#### DATASET RECORDS
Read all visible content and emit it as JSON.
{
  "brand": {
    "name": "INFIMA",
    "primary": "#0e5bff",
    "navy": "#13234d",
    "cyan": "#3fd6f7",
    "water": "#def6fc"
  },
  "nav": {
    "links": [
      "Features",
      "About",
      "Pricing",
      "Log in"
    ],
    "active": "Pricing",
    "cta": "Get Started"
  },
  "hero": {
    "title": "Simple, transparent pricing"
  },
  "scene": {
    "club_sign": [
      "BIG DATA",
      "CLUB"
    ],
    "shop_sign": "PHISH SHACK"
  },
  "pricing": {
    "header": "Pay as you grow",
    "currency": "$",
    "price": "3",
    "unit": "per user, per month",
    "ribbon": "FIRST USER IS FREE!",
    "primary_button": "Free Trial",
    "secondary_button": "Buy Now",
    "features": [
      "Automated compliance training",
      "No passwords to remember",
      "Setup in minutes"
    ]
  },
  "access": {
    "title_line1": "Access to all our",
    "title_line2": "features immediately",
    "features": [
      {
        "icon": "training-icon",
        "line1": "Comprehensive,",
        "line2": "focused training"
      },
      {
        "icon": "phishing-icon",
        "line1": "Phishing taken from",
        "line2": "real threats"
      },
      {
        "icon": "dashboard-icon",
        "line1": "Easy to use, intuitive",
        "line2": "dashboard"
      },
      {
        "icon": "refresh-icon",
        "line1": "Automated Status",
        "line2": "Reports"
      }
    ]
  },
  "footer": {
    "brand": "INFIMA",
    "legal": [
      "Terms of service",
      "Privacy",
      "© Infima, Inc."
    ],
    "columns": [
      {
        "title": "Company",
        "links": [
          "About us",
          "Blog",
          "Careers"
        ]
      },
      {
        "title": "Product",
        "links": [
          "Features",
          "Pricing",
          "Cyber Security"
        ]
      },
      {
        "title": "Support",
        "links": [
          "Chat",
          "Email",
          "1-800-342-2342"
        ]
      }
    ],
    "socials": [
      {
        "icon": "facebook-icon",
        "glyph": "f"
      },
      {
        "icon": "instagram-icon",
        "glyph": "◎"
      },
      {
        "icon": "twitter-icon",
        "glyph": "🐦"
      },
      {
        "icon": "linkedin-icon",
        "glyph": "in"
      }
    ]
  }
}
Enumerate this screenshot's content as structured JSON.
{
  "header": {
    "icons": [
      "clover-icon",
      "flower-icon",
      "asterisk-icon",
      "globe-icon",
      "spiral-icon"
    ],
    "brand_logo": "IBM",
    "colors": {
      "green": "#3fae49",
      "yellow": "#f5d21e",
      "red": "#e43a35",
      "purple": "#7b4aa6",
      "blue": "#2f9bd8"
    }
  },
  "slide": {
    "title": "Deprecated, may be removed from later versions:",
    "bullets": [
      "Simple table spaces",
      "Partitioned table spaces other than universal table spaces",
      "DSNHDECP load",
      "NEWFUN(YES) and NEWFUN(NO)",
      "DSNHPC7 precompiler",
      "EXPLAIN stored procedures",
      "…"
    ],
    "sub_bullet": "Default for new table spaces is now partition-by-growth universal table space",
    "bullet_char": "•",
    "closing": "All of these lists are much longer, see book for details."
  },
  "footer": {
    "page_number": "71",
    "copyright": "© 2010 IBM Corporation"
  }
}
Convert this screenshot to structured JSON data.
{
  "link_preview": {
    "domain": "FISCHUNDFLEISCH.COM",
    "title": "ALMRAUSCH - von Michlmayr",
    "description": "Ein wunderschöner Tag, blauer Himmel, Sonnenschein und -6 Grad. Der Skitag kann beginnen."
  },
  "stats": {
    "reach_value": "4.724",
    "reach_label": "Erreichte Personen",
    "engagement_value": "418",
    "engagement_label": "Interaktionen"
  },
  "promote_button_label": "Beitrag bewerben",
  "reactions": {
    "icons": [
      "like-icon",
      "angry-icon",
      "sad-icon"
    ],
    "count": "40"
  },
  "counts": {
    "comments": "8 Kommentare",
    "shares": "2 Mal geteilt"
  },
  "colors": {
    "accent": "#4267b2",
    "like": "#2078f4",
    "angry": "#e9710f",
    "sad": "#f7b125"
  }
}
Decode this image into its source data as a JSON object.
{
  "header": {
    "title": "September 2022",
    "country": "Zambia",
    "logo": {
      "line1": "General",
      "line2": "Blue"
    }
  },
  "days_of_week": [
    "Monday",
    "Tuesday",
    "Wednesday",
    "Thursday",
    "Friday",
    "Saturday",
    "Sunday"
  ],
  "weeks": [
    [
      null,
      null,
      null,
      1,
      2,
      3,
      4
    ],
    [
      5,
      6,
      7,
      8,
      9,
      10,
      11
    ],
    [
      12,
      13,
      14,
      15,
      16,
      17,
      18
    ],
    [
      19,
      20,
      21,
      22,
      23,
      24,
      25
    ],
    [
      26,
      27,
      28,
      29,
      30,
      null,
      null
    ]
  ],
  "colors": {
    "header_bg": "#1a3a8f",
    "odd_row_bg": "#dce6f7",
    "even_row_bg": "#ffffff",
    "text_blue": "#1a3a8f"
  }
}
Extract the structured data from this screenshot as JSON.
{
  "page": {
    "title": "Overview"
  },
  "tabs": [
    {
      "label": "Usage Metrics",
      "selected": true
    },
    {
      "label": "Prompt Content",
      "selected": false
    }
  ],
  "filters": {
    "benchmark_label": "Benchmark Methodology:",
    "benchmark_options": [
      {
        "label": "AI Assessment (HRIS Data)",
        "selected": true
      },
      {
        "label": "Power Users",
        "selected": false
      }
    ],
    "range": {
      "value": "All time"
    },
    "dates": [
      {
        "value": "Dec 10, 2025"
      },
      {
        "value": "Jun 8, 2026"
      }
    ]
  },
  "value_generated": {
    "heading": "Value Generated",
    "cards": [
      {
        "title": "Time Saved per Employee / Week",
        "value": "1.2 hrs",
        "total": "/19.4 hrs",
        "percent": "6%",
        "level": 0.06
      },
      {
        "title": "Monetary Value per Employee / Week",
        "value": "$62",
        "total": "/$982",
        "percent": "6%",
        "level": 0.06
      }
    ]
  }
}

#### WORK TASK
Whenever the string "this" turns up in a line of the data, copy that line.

#### EXPECTED OUTPUT
Enumerate this screenshot's content as structured JSON.
Convert this screenshot to structured JSON data.
Decode this image into its source data as a JSON object.
Extract the structured data from this screenshot as JSON.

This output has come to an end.